Now, this one is the first count of criminal action No. 3161 of 1989, and this charges[:] The District Attorney of Luzerne County charges that between June, 1985 and June of 1986, this defendant, in said County did, with the intent to defraud the Greater Nanticoke Area School District with knowledge that he was facilitating a fraud to be perpetrated, by anyone, did make, complete, execute, authenticate, issue or transfer a writing, to wit, a certificate of insurance for Harvey and Jacqueline Nielsen regarding a National Indemnity policy number BP180953 issued between June of 1985 and June of 1986, and did sign the forged signature of Mary Sumption to the said certificate of insurance so that it purported to be the act of Mary Sumption, who did not authorize the said act. Now, members of the jury, that charges the crime of forgery. I am now going to touch on each one of those various crimes. * * * * * * Now, I have already discussed briefly with you the crime of forgery. One, there must be a false writing; Two, the instrument must be capable of defrauding; and,

Three, it was intended to defraud.

N.T. 9/24/90 through 10/5/90 at 12771, 1273 (emphasis added).
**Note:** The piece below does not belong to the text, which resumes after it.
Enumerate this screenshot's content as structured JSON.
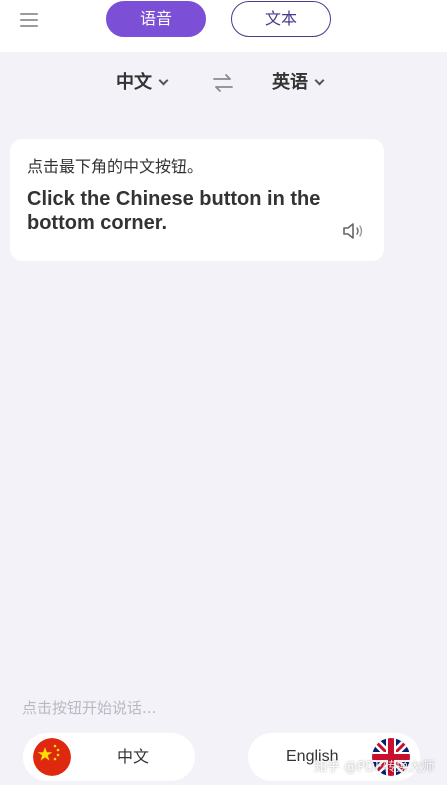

We find that this instruction adequately summarizes the elements of forgery as set forth in 18 Pa.C.S.A. § 4101.

It is unclear whether appellant detailed his remaining allegations of error before the trial court. Although an issue may be contained in written post-trial motions, unless it is briefed or argued during post-trial proceedings, the issue is waived for purposes of appellate review. Commonwealth v. Holzer, 480 Pa. 93, 389 A.2d 101 (1978). See also Commonwealth v. Manigault, 501 Pa. 506, 462 A.2d 239 (1983) (where *191 issues stated in post-trial motions are not briefed or argued in the lower court, issues are waived on appeal). Moreover, because appellant has not included his requested points for charge in the certified record, we are unable to determine whether appellant preserved these issues at trial, or whether the requested points for charge, if issued, would have cured the alleged error. We find, however, that the trial court adequately reviewed the elements of the offenses charged and that its charge as a whole, "adequately and accurately reflects the law and [was] sufficient to guide the jury through its deliberations." Commonwealth v. Rivera, supra.

Judgment of sentence affirmed.